══ PROVIDED RECORDS ══

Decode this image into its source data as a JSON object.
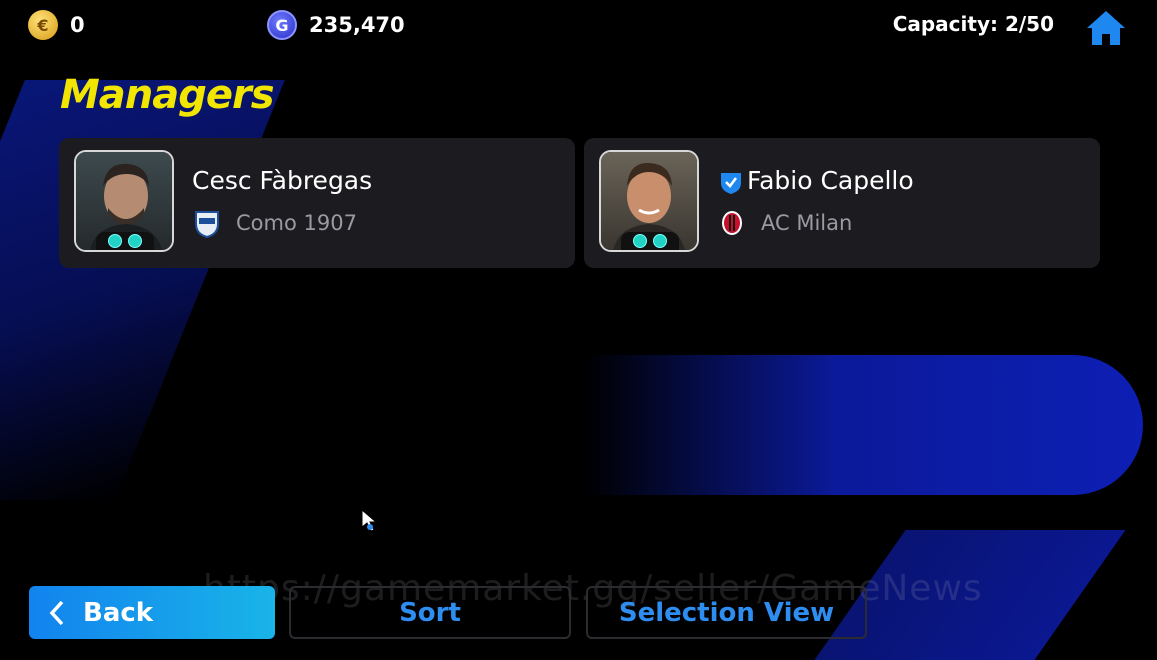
{
  "currency": {
    "efootball_coins": "0",
    "gp": "235,470"
  },
  "capacity": "Capacity: 2/50",
  "page_title": "Managers",
  "managers": [
    {
      "name": "Cesc Fàbregas",
      "club": "Como 1907",
      "verified": false
    },
    {
      "name": "Fabio Capello",
      "club": "AC Milan",
      "verified": true
    }
  ],
  "buttons": {
    "back": "Back",
    "sort": "Sort",
    "selection_view": "Selection View"
  },
  "watermark": "https://gamemarket.gg/seller/GameNews",
  "icons": {
    "coin": "efootball-coin-icon",
    "gp": "gp-coin-icon",
    "home": "home-icon",
    "back": "chevron-left-icon",
    "verified": "verified-shield-icon"
  },
  "colors": {
    "title": "#f2e600",
    "accent_blue": "#2e8df0",
    "back_button": "#1283ee"
  }
}
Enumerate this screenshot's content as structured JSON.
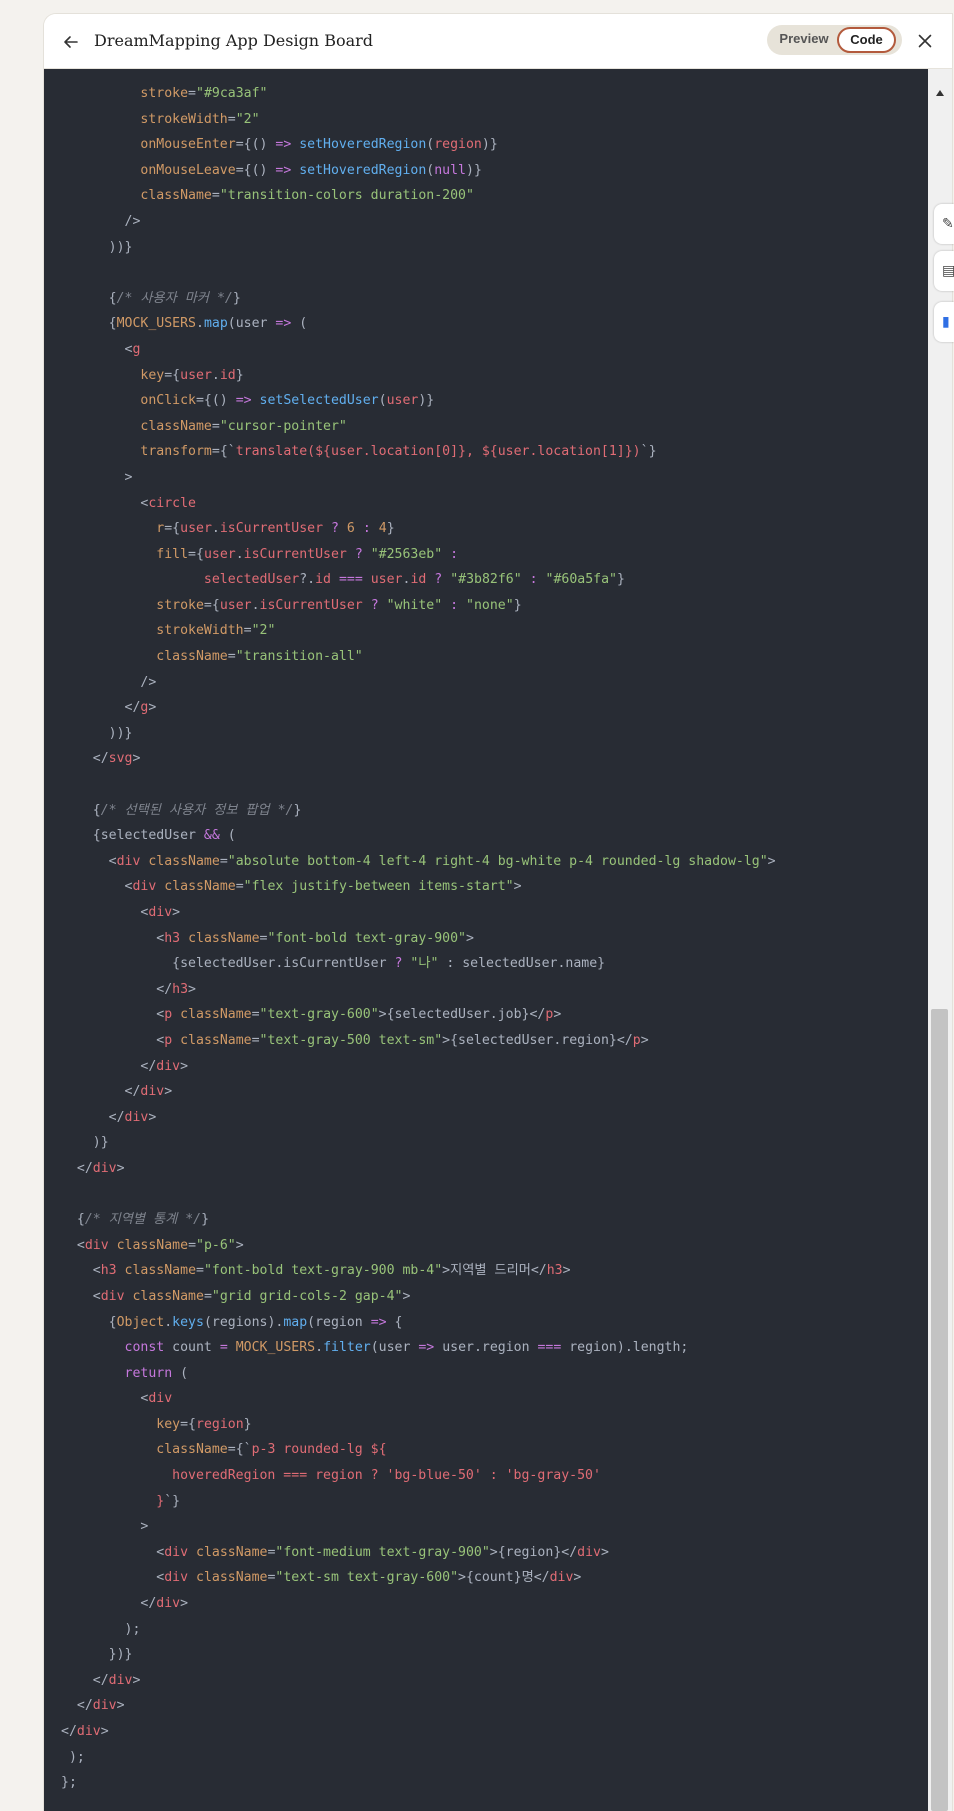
{
  "header": {
    "title": "DreamMapping App Design Board",
    "preview_label": "Preview",
    "code_label": "Code"
  },
  "icons": {
    "back": "arrow-left-icon",
    "close": "close-icon",
    "scroll_up": "chevron-up-icon"
  },
  "colors": {
    "editor_bg": "#282c34",
    "keyword": "#c678dd",
    "tag": "#e06c75",
    "string": "#98c379",
    "attr": "#d19a66",
    "function": "#61afef",
    "comment": "#7f848e",
    "accent": "#b35a3c"
  },
  "code_lines": [
    [
      [
        "          ",
        "p"
      ],
      [
        "stroke",
        "a"
      ],
      [
        "=",
        "p"
      ],
      [
        "\"#9ca3af\"",
        "s"
      ]
    ],
    [
      [
        "          ",
        "p"
      ],
      [
        "strokeWidth",
        "a"
      ],
      [
        "=",
        "p"
      ],
      [
        "\"2\"",
        "s"
      ]
    ],
    [
      [
        "          ",
        "p"
      ],
      [
        "onMouseEnter",
        "a"
      ],
      [
        "={() ",
        "p"
      ],
      [
        "=>",
        "k"
      ],
      [
        " ",
        "p"
      ],
      [
        "setHoveredRegion",
        "f"
      ],
      [
        "(",
        "p"
      ],
      [
        "region",
        "t"
      ],
      [
        ")}",
        "p"
      ]
    ],
    [
      [
        "          ",
        "p"
      ],
      [
        "onMouseLeave",
        "a"
      ],
      [
        "={() ",
        "p"
      ],
      [
        "=>",
        "k"
      ],
      [
        " ",
        "p"
      ],
      [
        "setHoveredRegion",
        "f"
      ],
      [
        "(",
        "p"
      ],
      [
        "null",
        "k"
      ],
      [
        ")}",
        "p"
      ]
    ],
    [
      [
        "          ",
        "p"
      ],
      [
        "className",
        "a"
      ],
      [
        "=",
        "p"
      ],
      [
        "\"transition-colors duration-200\"",
        "s"
      ]
    ],
    [
      [
        "        />",
        "p"
      ]
    ],
    [
      [
        "      ))}",
        "p"
      ]
    ],
    [
      [
        "",
        "p"
      ]
    ],
    [
      [
        "      {",
        "p"
      ],
      [
        "/* 사용자 마커 */",
        "c"
      ],
      [
        "}",
        "p"
      ]
    ],
    [
      [
        "      {",
        "p"
      ],
      [
        "MOCK_USERS",
        "a"
      ],
      [
        ".",
        "p"
      ],
      [
        "map",
        "f"
      ],
      [
        "(user ",
        "p"
      ],
      [
        "=>",
        "k"
      ],
      [
        " (",
        "p"
      ]
    ],
    [
      [
        "        <",
        "p"
      ],
      [
        "g",
        "t"
      ]
    ],
    [
      [
        "          ",
        "p"
      ],
      [
        "key",
        "a"
      ],
      [
        "={",
        "p"
      ],
      [
        "user",
        "t"
      ],
      [
        ".",
        "p"
      ],
      [
        "id",
        "t"
      ],
      [
        "}",
        "p"
      ]
    ],
    [
      [
        "          ",
        "p"
      ],
      [
        "onClick",
        "a"
      ],
      [
        "={() ",
        "p"
      ],
      [
        "=>",
        "k"
      ],
      [
        " ",
        "p"
      ],
      [
        "setSelectedUser",
        "f"
      ],
      [
        "(",
        "p"
      ],
      [
        "user",
        "t"
      ],
      [
        ")}",
        "p"
      ]
    ],
    [
      [
        "          ",
        "p"
      ],
      [
        "className",
        "a"
      ],
      [
        "=",
        "p"
      ],
      [
        "\"cursor-pointer\"",
        "s"
      ]
    ],
    [
      [
        "          ",
        "p"
      ],
      [
        "transform",
        "a"
      ],
      [
        "={`",
        "p"
      ],
      [
        "translate(${user.location[0]}, ${user.location[1]})",
        "t"
      ],
      [
        "`}",
        "p"
      ]
    ],
    [
      [
        "        >",
        "p"
      ]
    ],
    [
      [
        "          <",
        "p"
      ],
      [
        "circle",
        "t"
      ]
    ],
    [
      [
        "            ",
        "p"
      ],
      [
        "r",
        "a"
      ],
      [
        "={",
        "p"
      ],
      [
        "user",
        "t"
      ],
      [
        ".",
        "p"
      ],
      [
        "isCurrentUser",
        "t"
      ],
      [
        " ",
        "p"
      ],
      [
        "?",
        "k"
      ],
      [
        " ",
        "p"
      ],
      [
        "6",
        "a"
      ],
      [
        " ",
        "p"
      ],
      [
        ":",
        "k"
      ],
      [
        " ",
        "p"
      ],
      [
        "4",
        "a"
      ],
      [
        "}",
        "p"
      ]
    ],
    [
      [
        "            ",
        "p"
      ],
      [
        "fill",
        "a"
      ],
      [
        "={",
        "p"
      ],
      [
        "user",
        "t"
      ],
      [
        ".",
        "p"
      ],
      [
        "isCurrentUser",
        "t"
      ],
      [
        " ",
        "p"
      ],
      [
        "?",
        "k"
      ],
      [
        " ",
        "p"
      ],
      [
        "\"#2563eb\"",
        "s"
      ],
      [
        " ",
        "p"
      ],
      [
        ":",
        "k"
      ]
    ],
    [
      [
        "                  ",
        "p"
      ],
      [
        "selectedUser",
        "t"
      ],
      [
        "?.",
        "p"
      ],
      [
        "id",
        "t"
      ],
      [
        " ",
        "p"
      ],
      [
        "===",
        "k"
      ],
      [
        " ",
        "p"
      ],
      [
        "user",
        "t"
      ],
      [
        ".",
        "p"
      ],
      [
        "id",
        "t"
      ],
      [
        " ",
        "p"
      ],
      [
        "?",
        "k"
      ],
      [
        " ",
        "p"
      ],
      [
        "\"#3b82f6\"",
        "s"
      ],
      [
        " ",
        "p"
      ],
      [
        ":",
        "k"
      ],
      [
        " ",
        "p"
      ],
      [
        "\"#60a5fa\"",
        "s"
      ],
      [
        "}",
        "p"
      ]
    ],
    [
      [
        "            ",
        "p"
      ],
      [
        "stroke",
        "a"
      ],
      [
        "={",
        "p"
      ],
      [
        "user",
        "t"
      ],
      [
        ".",
        "p"
      ],
      [
        "isCurrentUser",
        "t"
      ],
      [
        " ",
        "p"
      ],
      [
        "?",
        "k"
      ],
      [
        " ",
        "p"
      ],
      [
        "\"white\"",
        "s"
      ],
      [
        " ",
        "p"
      ],
      [
        ":",
        "k"
      ],
      [
        " ",
        "p"
      ],
      [
        "\"none\"",
        "s"
      ],
      [
        "}",
        "p"
      ]
    ],
    [
      [
        "            ",
        "p"
      ],
      [
        "strokeWidth",
        "a"
      ],
      [
        "=",
        "p"
      ],
      [
        "\"2\"",
        "s"
      ]
    ],
    [
      [
        "            ",
        "p"
      ],
      [
        "className",
        "a"
      ],
      [
        "=",
        "p"
      ],
      [
        "\"transition-all\"",
        "s"
      ]
    ],
    [
      [
        "          />",
        "p"
      ]
    ],
    [
      [
        "        </",
        "p"
      ],
      [
        "g",
        "t"
      ],
      [
        ">",
        "p"
      ]
    ],
    [
      [
        "      ))}",
        "p"
      ]
    ],
    [
      [
        "    </",
        "p"
      ],
      [
        "svg",
        "t"
      ],
      [
        ">",
        "p"
      ]
    ],
    [
      [
        "",
        "p"
      ]
    ],
    [
      [
        "    {",
        "p"
      ],
      [
        "/* 선택된 사용자 정보 팝업 */",
        "c"
      ],
      [
        "}",
        "p"
      ]
    ],
    [
      [
        "    {selectedUser ",
        "p"
      ],
      [
        "&&",
        "k"
      ],
      [
        " (",
        "p"
      ]
    ],
    [
      [
        "      <",
        "p"
      ],
      [
        "div",
        "t"
      ],
      [
        " ",
        "p"
      ],
      [
        "className",
        "a"
      ],
      [
        "=",
        "p"
      ],
      [
        "\"absolute bottom-4 left-4 right-4 bg-white p-4 rounded-lg shadow-lg\"",
        "s"
      ],
      [
        ">",
        "p"
      ]
    ],
    [
      [
        "        <",
        "p"
      ],
      [
        "div",
        "t"
      ],
      [
        " ",
        "p"
      ],
      [
        "className",
        "a"
      ],
      [
        "=",
        "p"
      ],
      [
        "\"flex justify-between items-start\"",
        "s"
      ],
      [
        ">",
        "p"
      ]
    ],
    [
      [
        "          <",
        "p"
      ],
      [
        "div",
        "t"
      ],
      [
        ">",
        "p"
      ]
    ],
    [
      [
        "            <",
        "p"
      ],
      [
        "h3",
        "t"
      ],
      [
        " ",
        "p"
      ],
      [
        "className",
        "a"
      ],
      [
        "=",
        "p"
      ],
      [
        "\"font-bold text-gray-900\"",
        "s"
      ],
      [
        ">",
        "p"
      ]
    ],
    [
      [
        "              {selectedUser.isCurrentUser ",
        "p"
      ],
      [
        "?",
        "k"
      ],
      [
        " ",
        "p"
      ],
      [
        "\"나\"",
        "s"
      ],
      [
        " : selectedUser.name}",
        "p"
      ]
    ],
    [
      [
        "            </",
        "p"
      ],
      [
        "h3",
        "t"
      ],
      [
        ">",
        "p"
      ]
    ],
    [
      [
        "            <",
        "p"
      ],
      [
        "p",
        "t"
      ],
      [
        " ",
        "p"
      ],
      [
        "className",
        "a"
      ],
      [
        "=",
        "p"
      ],
      [
        "\"text-gray-600\"",
        "s"
      ],
      [
        ">{selectedUser.job}</",
        "p"
      ],
      [
        "p",
        "t"
      ],
      [
        ">",
        "p"
      ]
    ],
    [
      [
        "            <",
        "p"
      ],
      [
        "p",
        "t"
      ],
      [
        " ",
        "p"
      ],
      [
        "className",
        "a"
      ],
      [
        "=",
        "p"
      ],
      [
        "\"text-gray-500 text-sm\"",
        "s"
      ],
      [
        ">{selectedUser.region}</",
        "p"
      ],
      [
        "p",
        "t"
      ],
      [
        ">",
        "p"
      ]
    ],
    [
      [
        "          </",
        "p"
      ],
      [
        "div",
        "t"
      ],
      [
        ">",
        "p"
      ]
    ],
    [
      [
        "        </",
        "p"
      ],
      [
        "div",
        "t"
      ],
      [
        ">",
        "p"
      ]
    ],
    [
      [
        "      </",
        "p"
      ],
      [
        "div",
        "t"
      ],
      [
        ">",
        "p"
      ]
    ],
    [
      [
        "    )}",
        "p"
      ]
    ],
    [
      [
        "  </",
        "p"
      ],
      [
        "div",
        "t"
      ],
      [
        ">",
        "p"
      ]
    ],
    [
      [
        "",
        "p"
      ]
    ],
    [
      [
        "  {",
        "p"
      ],
      [
        "/* 지역별 통계 */",
        "c"
      ],
      [
        "}",
        "p"
      ]
    ],
    [
      [
        "  <",
        "p"
      ],
      [
        "div",
        "t"
      ],
      [
        " ",
        "p"
      ],
      [
        "className",
        "a"
      ],
      [
        "=",
        "p"
      ],
      [
        "\"p-6\"",
        "s"
      ],
      [
        ">",
        "p"
      ]
    ],
    [
      [
        "    <",
        "p"
      ],
      [
        "h3",
        "t"
      ],
      [
        " ",
        "p"
      ],
      [
        "className",
        "a"
      ],
      [
        "=",
        "p"
      ],
      [
        "\"font-bold text-gray-900 mb-4\"",
        "s"
      ],
      [
        ">지역별 드리머</",
        "p"
      ],
      [
        "h3",
        "t"
      ],
      [
        ">",
        "p"
      ]
    ],
    [
      [
        "    <",
        "p"
      ],
      [
        "div",
        "t"
      ],
      [
        " ",
        "p"
      ],
      [
        "className",
        "a"
      ],
      [
        "=",
        "p"
      ],
      [
        "\"grid grid-cols-2 gap-4\"",
        "s"
      ],
      [
        ">",
        "p"
      ]
    ],
    [
      [
        "      {",
        "p"
      ],
      [
        "Object",
        "a"
      ],
      [
        ".",
        "p"
      ],
      [
        "keys",
        "f"
      ],
      [
        "(regions).",
        "p"
      ],
      [
        "map",
        "f"
      ],
      [
        "(region ",
        "p"
      ],
      [
        "=>",
        "k"
      ],
      [
        " {",
        "p"
      ]
    ],
    [
      [
        "        ",
        "p"
      ],
      [
        "const",
        "k"
      ],
      [
        " count ",
        "p"
      ],
      [
        "=",
        "k"
      ],
      [
        " ",
        "p"
      ],
      [
        "MOCK_USERS",
        "a"
      ],
      [
        ".",
        "p"
      ],
      [
        "filter",
        "f"
      ],
      [
        "(user ",
        "p"
      ],
      [
        "=>",
        "k"
      ],
      [
        " user.region ",
        "p"
      ],
      [
        "===",
        "k"
      ],
      [
        " region).length;",
        "p"
      ]
    ],
    [
      [
        "        ",
        "p"
      ],
      [
        "return",
        "k"
      ],
      [
        " (",
        "p"
      ]
    ],
    [
      [
        "          <",
        "p"
      ],
      [
        "div",
        "t"
      ]
    ],
    [
      [
        "            ",
        "p"
      ],
      [
        "key",
        "a"
      ],
      [
        "={",
        "p"
      ],
      [
        "region",
        "t"
      ],
      [
        "}",
        "p"
      ]
    ],
    [
      [
        "            ",
        "p"
      ],
      [
        "className",
        "a"
      ],
      [
        "={`",
        "p"
      ],
      [
        "p-3 rounded-lg ${",
        "t"
      ]
    ],
    [
      [
        "              ",
        "p"
      ],
      [
        "hoveredRegion === region ? 'bg-blue-50' : 'bg-gray-50'",
        "t"
      ]
    ],
    [
      [
        "            ",
        "p"
      ],
      [
        "}",
        "t"
      ],
      [
        "`}",
        "p"
      ]
    ],
    [
      [
        "          >",
        "p"
      ]
    ],
    [
      [
        "            <",
        "p"
      ],
      [
        "div",
        "t"
      ],
      [
        " ",
        "p"
      ],
      [
        "className",
        "a"
      ],
      [
        "=",
        "p"
      ],
      [
        "\"font-medium text-gray-900\"",
        "s"
      ],
      [
        ">{region}</",
        "p"
      ],
      [
        "div",
        "t"
      ],
      [
        ">",
        "p"
      ]
    ],
    [
      [
        "            <",
        "p"
      ],
      [
        "div",
        "t"
      ],
      [
        " ",
        "p"
      ],
      [
        "className",
        "a"
      ],
      [
        "=",
        "p"
      ],
      [
        "\"text-sm text-gray-600\"",
        "s"
      ],
      [
        ">{count}명</",
        "p"
      ],
      [
        "div",
        "t"
      ],
      [
        ">",
        "p"
      ]
    ],
    [
      [
        "          </",
        "p"
      ],
      [
        "div",
        "t"
      ],
      [
        ">",
        "p"
      ]
    ],
    [
      [
        "        );",
        "p"
      ]
    ],
    [
      [
        "      })}",
        "p"
      ]
    ],
    [
      [
        "    </",
        "p"
      ],
      [
        "div",
        "t"
      ],
      [
        ">",
        "p"
      ]
    ],
    [
      [
        "  </",
        "p"
      ],
      [
        "div",
        "t"
      ],
      [
        ">",
        "p"
      ]
    ],
    [
      [
        "</",
        "p"
      ],
      [
        "div",
        "t"
      ],
      [
        ">",
        "p"
      ]
    ],
    [
      [
        " );",
        "p"
      ]
    ],
    [
      [
        "};",
        "p"
      ]
    ]
  ]
}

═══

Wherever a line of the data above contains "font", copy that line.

        "\"font-bold text-gray-900\"",
        "\"font-bold text-gray-900 mb-4\"",
        "\"font-medium text-gray-900\"",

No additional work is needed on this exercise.